    The Journal of thoracic and cardiovascular surgery 12/2013; 147(3). DOI:10.1016/j.jtcvs.2013.10.066 · 4.17 Impact Factor

Publication Stats

1k Citations
432.45 Total Impact Points

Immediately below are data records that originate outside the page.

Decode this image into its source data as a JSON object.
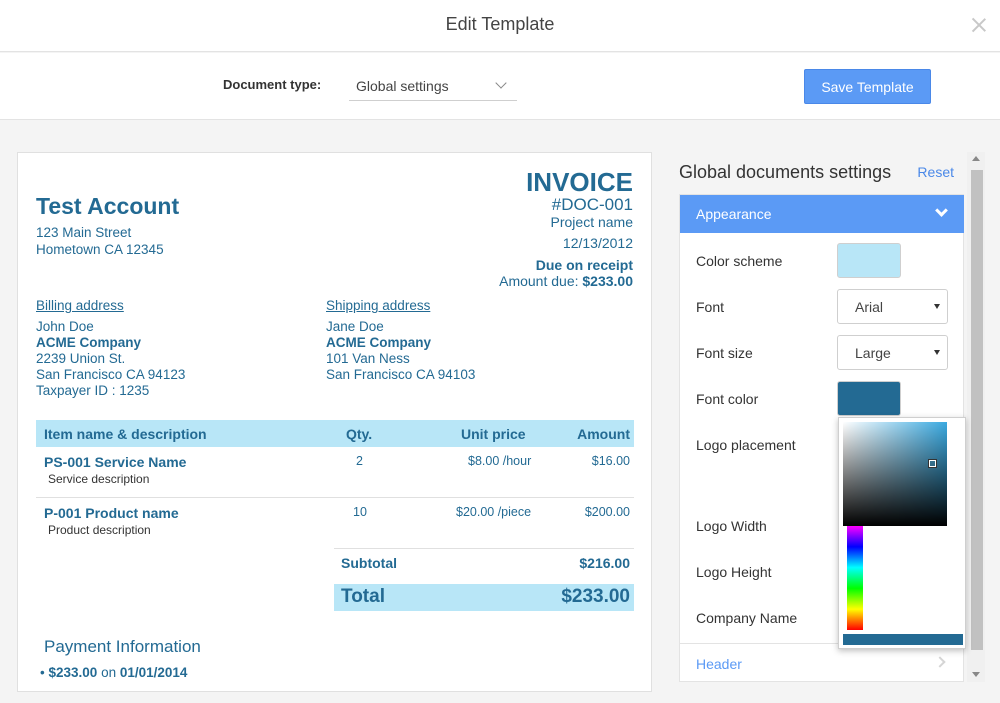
{
  "window": {
    "title": "Edit Template"
  },
  "toolbar": {
    "doc_type_label": "Document type:",
    "doc_type_value": "Global settings",
    "save_label": "Save Template"
  },
  "invoice": {
    "account_name": "Test Account",
    "address_line1": "123 Main Street",
    "address_line2": "Hometown CA 12345",
    "title": "INVOICE",
    "number": "#DOC-001",
    "project": "Project name",
    "date": "12/13/2012",
    "terms": "Due on receipt",
    "amount_due_label": "Amount due:",
    "amount_due_value": "$233.00",
    "billing": {
      "heading": "Billing address",
      "name": "John Doe",
      "company": "ACME Company",
      "street": "2239 Union St.",
      "city": "San Francisco CA 94123",
      "taxpayer": "Taxpayer ID : 1235"
    },
    "shipping": {
      "heading": "Shipping address",
      "name": "Jane Doe",
      "company": "ACME Company",
      "street": "101 Van Ness",
      "city": "San Francisco CA 94103"
    },
    "table": {
      "headers": {
        "item": "Item name & description",
        "qty": "Qty.",
        "unit": "Unit price",
        "amount": "Amount"
      },
      "rows": [
        {
          "name": "PS-001 Service Name",
          "desc": "Service description",
          "qty": "2",
          "unit": "$8.00 /hour",
          "amount": "$16.00"
        },
        {
          "name": "P-001 Product name",
          "desc": "Product description",
          "qty": "10",
          "unit": "$20.00 /piece",
          "amount": "$200.00"
        }
      ]
    },
    "subtotal_label": "Subtotal",
    "subtotal_value": "$216.00",
    "total_label": "Total",
    "total_value": "$233.00",
    "payment_title": "Payment Information",
    "payment_amount": "$233.00",
    "payment_on": "on",
    "payment_date": "01/01/2014"
  },
  "settings": {
    "title": "Global documents settings",
    "reset_label": "Reset",
    "section_appearance": "Appearance",
    "fields": {
      "color_scheme": "Color scheme",
      "font": "Font",
      "font_size": "Font size",
      "font_color": "Font color",
      "logo_placement": "Logo placement",
      "logo_width": "Logo Width",
      "logo_height": "Logo Height",
      "company_name": "Company Name"
    },
    "font_value": "Arial",
    "font_size_value": "Large",
    "section_header": "Header"
  },
  "colors": {
    "accent": "#5b9af5",
    "text_primary": "#236a93",
    "color_scheme": "#b8e6f7",
    "font_color": "#236a93"
  }
}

  • 2005–2015
    • Washington University in St. Louis
      • • Division of Cardiothoracic Surgery
      • • Department of Surgery
      San Luis, Missouri, United States
    • Leiden University
      Leyden, South Holland, Netherlands
  • 2004–2015
    • Barnes Jewish Hospital
      San Luis, Missouri, United States
    • Weill Cornell Medical College
      • Department of Surgery
      New York City, New York, United States
  • 2013
    • Saint Louis University
      Сент-Луис, Michigan, United States
  • 2009
    • Christiana Care Health System
      Wilmington, Delaware, United States
  • 2003
    • University of Missouri - St. Louis
      Saint Louis, Michigan, United States
  • 2000
    • Children’s Heart Institute
      Leesburg, Virginia, United States